◆ TASK DESCRIPTION ◆
Quote all of the data that follows exactly as written, skipping the images.

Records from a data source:
————
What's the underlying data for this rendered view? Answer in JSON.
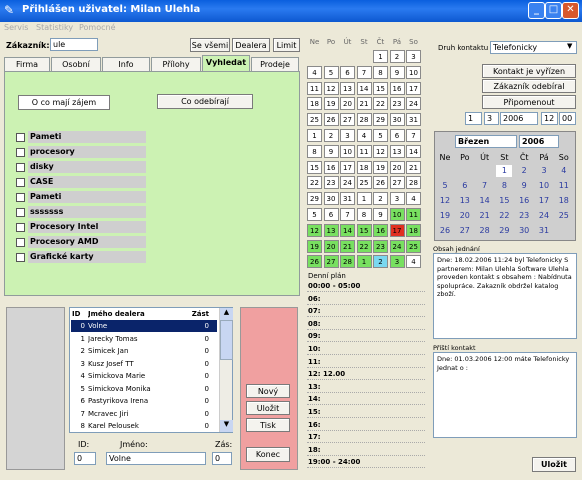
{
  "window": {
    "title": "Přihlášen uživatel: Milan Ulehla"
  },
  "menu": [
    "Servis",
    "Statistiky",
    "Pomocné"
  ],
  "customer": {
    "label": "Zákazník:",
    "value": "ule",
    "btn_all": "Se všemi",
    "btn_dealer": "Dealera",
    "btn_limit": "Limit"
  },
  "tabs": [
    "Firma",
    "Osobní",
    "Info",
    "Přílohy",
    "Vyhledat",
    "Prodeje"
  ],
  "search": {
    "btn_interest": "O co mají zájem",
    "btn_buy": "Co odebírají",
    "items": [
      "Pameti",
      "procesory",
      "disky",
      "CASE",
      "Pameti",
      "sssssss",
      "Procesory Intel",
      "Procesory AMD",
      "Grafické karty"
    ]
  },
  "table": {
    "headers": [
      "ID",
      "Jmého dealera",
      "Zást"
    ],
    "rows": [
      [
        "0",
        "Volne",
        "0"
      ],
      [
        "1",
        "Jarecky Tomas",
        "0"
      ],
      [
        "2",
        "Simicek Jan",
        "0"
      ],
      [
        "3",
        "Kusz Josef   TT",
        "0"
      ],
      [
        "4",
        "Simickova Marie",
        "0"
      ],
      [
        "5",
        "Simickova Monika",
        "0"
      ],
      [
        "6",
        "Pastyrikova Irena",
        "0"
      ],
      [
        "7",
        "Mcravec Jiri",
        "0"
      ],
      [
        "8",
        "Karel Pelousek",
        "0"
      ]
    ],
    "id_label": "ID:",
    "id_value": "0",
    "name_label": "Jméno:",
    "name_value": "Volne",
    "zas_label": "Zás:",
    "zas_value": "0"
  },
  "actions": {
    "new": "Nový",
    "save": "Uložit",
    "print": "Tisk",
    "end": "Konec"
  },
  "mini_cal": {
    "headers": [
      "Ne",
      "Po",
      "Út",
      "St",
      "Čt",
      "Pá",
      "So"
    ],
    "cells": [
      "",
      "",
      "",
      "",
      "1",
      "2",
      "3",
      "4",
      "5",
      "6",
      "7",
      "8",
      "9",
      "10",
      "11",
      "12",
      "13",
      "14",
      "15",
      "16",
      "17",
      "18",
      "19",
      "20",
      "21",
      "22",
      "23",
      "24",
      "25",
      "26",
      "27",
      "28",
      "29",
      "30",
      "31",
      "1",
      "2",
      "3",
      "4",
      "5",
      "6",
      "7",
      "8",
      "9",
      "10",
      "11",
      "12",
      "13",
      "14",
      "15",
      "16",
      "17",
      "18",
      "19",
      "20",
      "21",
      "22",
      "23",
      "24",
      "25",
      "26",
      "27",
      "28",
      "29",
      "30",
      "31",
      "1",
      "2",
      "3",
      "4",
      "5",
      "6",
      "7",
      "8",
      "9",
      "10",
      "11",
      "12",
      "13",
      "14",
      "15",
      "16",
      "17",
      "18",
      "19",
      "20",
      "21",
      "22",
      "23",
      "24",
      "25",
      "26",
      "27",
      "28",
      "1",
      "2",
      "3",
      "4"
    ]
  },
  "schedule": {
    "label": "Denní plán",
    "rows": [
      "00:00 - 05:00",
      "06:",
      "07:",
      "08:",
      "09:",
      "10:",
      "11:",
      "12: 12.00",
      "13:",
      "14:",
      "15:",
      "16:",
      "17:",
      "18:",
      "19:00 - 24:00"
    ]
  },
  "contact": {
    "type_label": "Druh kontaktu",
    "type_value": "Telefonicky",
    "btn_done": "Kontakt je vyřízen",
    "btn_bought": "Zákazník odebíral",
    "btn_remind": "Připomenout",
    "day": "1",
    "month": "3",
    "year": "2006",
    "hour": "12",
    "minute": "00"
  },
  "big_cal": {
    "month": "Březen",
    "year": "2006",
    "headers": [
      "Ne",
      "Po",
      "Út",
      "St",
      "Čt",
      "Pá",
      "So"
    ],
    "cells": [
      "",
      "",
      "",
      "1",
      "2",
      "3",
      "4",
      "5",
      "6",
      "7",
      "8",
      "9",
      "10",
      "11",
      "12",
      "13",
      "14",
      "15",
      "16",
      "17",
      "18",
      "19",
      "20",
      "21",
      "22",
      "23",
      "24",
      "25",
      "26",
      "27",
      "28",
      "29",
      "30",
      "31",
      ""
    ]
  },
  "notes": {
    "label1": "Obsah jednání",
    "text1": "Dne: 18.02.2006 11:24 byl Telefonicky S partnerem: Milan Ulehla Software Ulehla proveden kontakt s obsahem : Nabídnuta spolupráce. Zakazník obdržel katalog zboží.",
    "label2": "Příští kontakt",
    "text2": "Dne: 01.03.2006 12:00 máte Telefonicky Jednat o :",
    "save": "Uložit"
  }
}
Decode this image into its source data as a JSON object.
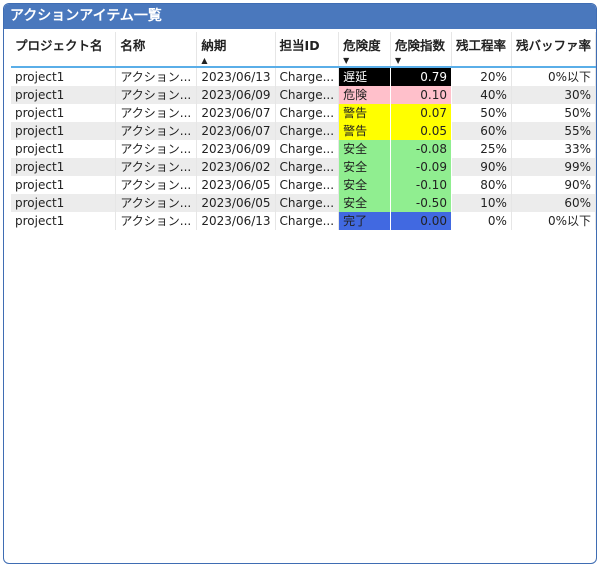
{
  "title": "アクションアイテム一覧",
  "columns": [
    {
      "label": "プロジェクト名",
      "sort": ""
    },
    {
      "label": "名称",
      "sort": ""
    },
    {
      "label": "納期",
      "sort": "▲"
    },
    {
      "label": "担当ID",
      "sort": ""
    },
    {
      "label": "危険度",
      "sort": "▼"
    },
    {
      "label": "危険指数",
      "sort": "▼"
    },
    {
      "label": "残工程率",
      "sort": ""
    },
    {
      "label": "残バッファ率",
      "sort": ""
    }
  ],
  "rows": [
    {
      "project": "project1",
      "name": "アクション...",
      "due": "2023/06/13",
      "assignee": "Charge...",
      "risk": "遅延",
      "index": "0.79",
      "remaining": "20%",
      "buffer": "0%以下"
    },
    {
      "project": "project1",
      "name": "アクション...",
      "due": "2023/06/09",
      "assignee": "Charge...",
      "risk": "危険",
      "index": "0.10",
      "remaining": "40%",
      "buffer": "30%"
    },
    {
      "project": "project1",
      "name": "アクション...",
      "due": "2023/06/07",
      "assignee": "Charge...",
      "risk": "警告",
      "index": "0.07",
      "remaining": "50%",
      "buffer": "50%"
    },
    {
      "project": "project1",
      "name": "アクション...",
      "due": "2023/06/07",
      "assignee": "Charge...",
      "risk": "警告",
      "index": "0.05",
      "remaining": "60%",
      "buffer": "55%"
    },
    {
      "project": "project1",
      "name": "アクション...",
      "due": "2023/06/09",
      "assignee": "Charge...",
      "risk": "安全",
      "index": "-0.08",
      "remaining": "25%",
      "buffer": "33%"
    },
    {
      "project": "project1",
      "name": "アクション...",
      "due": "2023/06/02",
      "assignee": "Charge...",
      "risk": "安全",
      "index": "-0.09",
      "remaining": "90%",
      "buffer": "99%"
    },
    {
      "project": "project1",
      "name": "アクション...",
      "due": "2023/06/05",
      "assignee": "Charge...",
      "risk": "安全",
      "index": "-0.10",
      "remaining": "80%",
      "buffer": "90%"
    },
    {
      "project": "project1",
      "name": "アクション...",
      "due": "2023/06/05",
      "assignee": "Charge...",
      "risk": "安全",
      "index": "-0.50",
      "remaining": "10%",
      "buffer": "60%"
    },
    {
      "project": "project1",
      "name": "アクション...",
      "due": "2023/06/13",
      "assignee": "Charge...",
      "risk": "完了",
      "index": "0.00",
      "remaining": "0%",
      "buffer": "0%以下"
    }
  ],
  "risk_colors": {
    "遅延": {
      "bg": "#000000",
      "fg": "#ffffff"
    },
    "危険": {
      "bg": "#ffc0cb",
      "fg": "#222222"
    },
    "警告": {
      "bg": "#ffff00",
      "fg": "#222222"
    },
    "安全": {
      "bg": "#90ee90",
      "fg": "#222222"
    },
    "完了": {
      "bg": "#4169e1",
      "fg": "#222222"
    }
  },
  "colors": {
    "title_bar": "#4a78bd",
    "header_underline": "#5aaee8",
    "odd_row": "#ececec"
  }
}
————
◆ SOLUTION TO THE EXERCISE ◆
What's the underlying data for this rendered view? Answer in JSON.
{
  "window": {
    "title": "Přihlášen uživatel: Milan Ulehla"
  },
  "menu": [
    "Servis",
    "Statistiky",
    "Pomocné"
  ],
  "customer": {
    "label": "Zákazník:",
    "value": "ule",
    "btn_all": "Se všemi",
    "btn_dealer": "Dealera",
    "btn_limit": "Limit"
  },
  "tabs": [
    "Firma",
    "Osobní",
    "Info",
    "Přílohy",
    "Vyhledat",
    "Prodeje"
  ],
  "search": {
    "btn_interest": "O co mají zájem",
    "btn_buy": "Co odebírají",
    "items": [
      "Pameti",
      "procesory",
      "disky",
      "CASE",
      "Pameti",
      "sssssss",
      "Procesory Intel",
      "Procesory AMD",
      "Grafické karty"
    ]
  },
  "table": {
    "headers": [
      "ID",
      "Jmého dealera",
      "Zást"
    ],
    "rows": [
      [
        "0",
        "Volne",
        "0"
      ],
      [
        "1",
        "Jarecky Tomas",
        "0"
      ],
      [
        "2",
        "Simicek Jan",
        "0"
      ],
      [
        "3",
        "Kusz Josef   TT",
        "0"
      ],
      [
        "4",
        "Simickova Marie",
        "0"
      ],
      [
        "5",
        "Simickova Monika",
        "0"
      ],
      [
        "6",
        "Pastyrikova Irena",
        "0"
      ],
      [
        "7",
        "Mcravec Jiri",
        "0"
      ],
      [
        "8",
        "Karel Pelousek",
        "0"
      ]
    ],
    "id_label": "ID:",
    "id_value": "0",
    "name_label": "Jméno:",
    "name_value": "Volne",
    "zas_label": "Zás:",
    "zas_value": "0"
  },
  "actions": {
    "new": "Nový",
    "save": "Uložit",
    "print": "Tisk",
    "end": "Konec"
  },
  "mini_cal": {
    "headers": [
      "Ne",
      "Po",
      "Út",
      "St",
      "Čt",
      "Pá",
      "So"
    ],
    "cells": [
      "",
      "",
      "",
      "",
      "1",
      "2",
      "3",
      "4",
      "5",
      "6",
      "7",
      "8",
      "9",
      "10",
      "11",
      "12",
      "13",
      "14",
      "15",
      "16",
      "17",
      "18",
      "19",
      "20",
      "21",
      "22",
      "23",
      "24",
      "25",
      "26",
      "27",
      "28",
      "29",
      "30",
      "31",
      "1",
      "2",
      "3",
      "4",
      "5",
      "6",
      "7",
      "8",
      "9",
      "10",
      "11",
      "12",
      "13",
      "14",
      "15",
      "16",
      "17",
      "18",
      "19",
      "20",
      "21",
      "22",
      "23",
      "24",
      "25",
      "26",
      "27",
      "28",
      "29",
      "30",
      "31",
      "1",
      "2",
      "3",
      "4",
      "5",
      "6",
      "7",
      "8",
      "9",
      "10",
      "11",
      "12",
      "13",
      "14",
      "15",
      "16",
      "17",
      "18",
      "19",
      "20",
      "21",
      "22",
      "23",
      "24",
      "25",
      "26",
      "27",
      "28",
      "1",
      "2",
      "3",
      "4"
    ]
  },
  "schedule": {
    "label": "Denní plán",
    "rows": [
      "00:00 - 05:00",
      "06:",
      "07:",
      "08:",
      "09:",
      "10:",
      "11:",
      "12: 12.00",
      "13:",
      "14:",
      "15:",
      "16:",
      "17:",
      "18:",
      "19:00 - 24:00"
    ]
  },
  "contact": {
    "type_label": "Druh kontaktu",
    "type_value": "Telefonicky",
    "btn_done": "Kontakt je vyřízen",
    "btn_bought": "Zákazník odebíral",
    "btn_remind": "Připomenout",
    "day": "1",
    "month": "3",
    "year": "2006",
    "hour": "12",
    "minute": "00"
  },
  "big_cal": {
    "month": "Březen",
    "year": "2006",
    "headers": [
      "Ne",
      "Po",
      "Út",
      "St",
      "Čt",
      "Pá",
      "So"
    ],
    "cells": [
      "",
      "",
      "",
      "1",
      "2",
      "3",
      "4",
      "5",
      "6",
      "7",
      "8",
      "9",
      "10",
      "11",
      "12",
      "13",
      "14",
      "15",
      "16",
      "17",
      "18",
      "19",
      "20",
      "21",
      "22",
      "23",
      "24",
      "25",
      "26",
      "27",
      "28",
      "29",
      "30",
      "31",
      ""
    ]
  },
  "notes": {
    "label1": "Obsah jednání",
    "text1": "Dne: 18.02.2006 11:24 byl Telefonicky S partnerem: Milan Ulehla Software Ulehla proveden kontakt s obsahem : Nabídnuta spolupráce. Zakazník obdržel katalog zboží.",
    "label2": "Příští kontakt",
    "text2": "Dne: 01.03.2006 12:00 máte Telefonicky Jednat o :",
    "save": "Uložit"
  }
}
Decode this image into its source data as a JSON object.
{
  "title": "アクションアイテム一覧",
  "columns": [
    {
      "label": "プロジェクト名",
      "sort": ""
    },
    {
      "label": "名称",
      "sort": ""
    },
    {
      "label": "納期",
      "sort": "▲"
    },
    {
      "label": "担当ID",
      "sort": ""
    },
    {
      "label": "危険度",
      "sort": "▼"
    },
    {
      "label": "危険指数",
      "sort": "▼"
    },
    {
      "label": "残工程率",
      "sort": ""
    },
    {
      "label": "残バッファ率",
      "sort": ""
    }
  ],
  "rows": [
    {
      "project": "project1",
      "name": "アクション...",
      "due": "2023/06/13",
      "assignee": "Charge...",
      "risk": "遅延",
      "index": "0.79",
      "remaining": "20%",
      "buffer": "0%以下"
    },
    {
      "project": "project1",
      "name": "アクション...",
      "due": "2023/06/09",
      "assignee": "Charge...",
      "risk": "危険",
      "index": "0.10",
      "remaining": "40%",
      "buffer": "30%"
    },
    {
      "project": "project1",
      "name": "アクション...",
      "due": "2023/06/07",
      "assignee": "Charge...",
      "risk": "警告",
      "index": "0.07",
      "remaining": "50%",
      "buffer": "50%"
    },
    {
      "project": "project1",
      "name": "アクション...",
      "due": "2023/06/07",
      "assignee": "Charge...",
      "risk": "警告",
      "index": "0.05",
      "remaining": "60%",
      "buffer": "55%"
    },
    {
      "project": "project1",
      "name": "アクション...",
      "due": "2023/06/09",
      "assignee": "Charge...",
      "risk": "安全",
      "index": "-0.08",
      "remaining": "25%",
      "buffer": "33%"
    },
    {
      "project": "project1",
      "name": "アクション...",
      "due": "2023/06/02",
      "assignee": "Charge...",
      "risk": "安全",
      "index": "-0.09",
      "remaining": "90%",
      "buffer": "99%"
    },
    {
      "project": "project1",
      "name": "アクション...",
      "due": "2023/06/05",
      "assignee": "Charge...",
      "risk": "安全",
      "index": "-0.10",
      "remaining": "80%",
      "buffer": "90%"
    },
    {
      "project": "project1",
      "name": "アクション...",
      "due": "2023/06/05",
      "assignee": "Charge...",
      "risk": "安全",
      "index": "-0.50",
      "remaining": "10%",
      "buffer": "60%"
    },
    {
      "project": "project1",
      "name": "アクション...",
      "due": "2023/06/13",
      "assignee": "Charge...",
      "risk": "完了",
      "index": "0.00",
      "remaining": "0%",
      "buffer": "0%以下"
    }
  ],
  "risk_colors": {
    "遅延": {
      "bg": "#000000",
      "fg": "#ffffff"
    },
    "危険": {
      "bg": "#ffc0cb",
      "fg": "#222222"
    },
    "警告": {
      "bg": "#ffff00",
      "fg": "#222222"
    },
    "安全": {
      "bg": "#90ee90",
      "fg": "#222222"
    },
    "完了": {
      "bg": "#4169e1",
      "fg": "#222222"
    }
  },
  "colors": {
    "title_bar": "#4a78bd",
    "header_underline": "#5aaee8",
    "odd_row": "#ececec"
  }
}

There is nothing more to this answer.